Memorabilia from Johan Santana’s no-hitter was up for bid via the New York Mets auction site over the last couple of weeks. The lineup card from the Mets dugout for what was the first no-no in team history sold for $12,057. The visitors lineup card brought $6,007. Several game-used baseballs sold–one for $8,563.
Even the team was surprised at the amount that was bid on some pieces, even before the bidding was done. The Wall Street Journal delved into the marketing of historic moments in this story.
A little boy in southern Wisconsin took up baseball card collecting and loved his little binder of cards so much, he took them everywhere. One day he put it on top of the family car when he and his dad stopped to play catch. They drove off and somewhere along a local highway, the binder blew off.
Elijah Wolfe was crushed. So were his parents, who put flyers up at local supermarkets and took out an ad in the newspaper. The heartfelt plea caught the eye and the emotion of a local woman who decided to do something about it. Read about it in the Portage Daily Register.
Wonder why few players ever smiled on those old photographs from the early part of the 20th century? Could be those flannel uniforms they were wearing on 90-degree days. Could be the obvious lack of really good dental care.
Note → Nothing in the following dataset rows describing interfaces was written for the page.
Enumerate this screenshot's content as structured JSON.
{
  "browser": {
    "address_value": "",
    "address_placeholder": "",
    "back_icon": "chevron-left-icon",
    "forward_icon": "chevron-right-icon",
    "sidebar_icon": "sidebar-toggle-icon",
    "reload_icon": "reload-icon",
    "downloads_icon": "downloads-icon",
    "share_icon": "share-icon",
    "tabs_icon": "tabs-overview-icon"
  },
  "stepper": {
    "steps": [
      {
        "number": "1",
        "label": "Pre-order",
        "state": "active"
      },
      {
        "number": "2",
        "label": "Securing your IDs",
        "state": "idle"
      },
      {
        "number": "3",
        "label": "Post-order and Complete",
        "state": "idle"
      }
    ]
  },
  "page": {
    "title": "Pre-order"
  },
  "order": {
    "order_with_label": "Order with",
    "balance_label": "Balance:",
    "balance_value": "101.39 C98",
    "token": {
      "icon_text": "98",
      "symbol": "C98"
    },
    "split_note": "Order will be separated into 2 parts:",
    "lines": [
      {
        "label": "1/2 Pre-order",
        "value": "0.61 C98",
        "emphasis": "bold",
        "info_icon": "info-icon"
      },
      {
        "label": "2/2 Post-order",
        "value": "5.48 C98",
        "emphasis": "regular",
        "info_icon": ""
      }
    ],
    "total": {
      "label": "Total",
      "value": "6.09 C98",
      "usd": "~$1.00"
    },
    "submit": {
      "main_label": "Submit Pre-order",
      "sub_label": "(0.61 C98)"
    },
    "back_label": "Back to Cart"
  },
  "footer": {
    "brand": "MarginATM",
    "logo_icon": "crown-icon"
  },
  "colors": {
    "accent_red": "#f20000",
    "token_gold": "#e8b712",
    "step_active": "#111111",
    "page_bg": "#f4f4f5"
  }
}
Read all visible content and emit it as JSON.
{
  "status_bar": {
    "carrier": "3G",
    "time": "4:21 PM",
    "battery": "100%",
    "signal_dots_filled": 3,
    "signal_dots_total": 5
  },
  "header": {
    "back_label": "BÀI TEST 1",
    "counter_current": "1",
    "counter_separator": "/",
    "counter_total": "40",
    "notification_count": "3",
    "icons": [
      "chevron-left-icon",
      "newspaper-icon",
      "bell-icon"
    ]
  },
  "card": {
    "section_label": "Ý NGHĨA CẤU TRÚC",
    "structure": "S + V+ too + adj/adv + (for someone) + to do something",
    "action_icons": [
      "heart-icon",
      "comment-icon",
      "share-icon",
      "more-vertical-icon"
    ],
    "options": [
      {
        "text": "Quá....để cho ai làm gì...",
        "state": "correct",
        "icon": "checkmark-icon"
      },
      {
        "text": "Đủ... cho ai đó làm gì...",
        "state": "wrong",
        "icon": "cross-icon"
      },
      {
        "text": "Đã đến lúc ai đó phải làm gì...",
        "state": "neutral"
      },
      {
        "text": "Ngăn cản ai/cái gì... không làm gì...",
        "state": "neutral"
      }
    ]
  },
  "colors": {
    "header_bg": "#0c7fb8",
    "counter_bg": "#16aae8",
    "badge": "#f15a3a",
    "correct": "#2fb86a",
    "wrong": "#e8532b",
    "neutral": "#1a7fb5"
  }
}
Or…it could be that this still relatively new phenomenon known as photography was a little scary for some guys. Consider this tidbit from a writer for Baseball Magazine in February 1917: A photographer is always an unwelcome gent to Plank on his pitching days. He believes having having his pictures taken, giving his picture away, or even being snapped by the photographers on the field, are ill luck for him.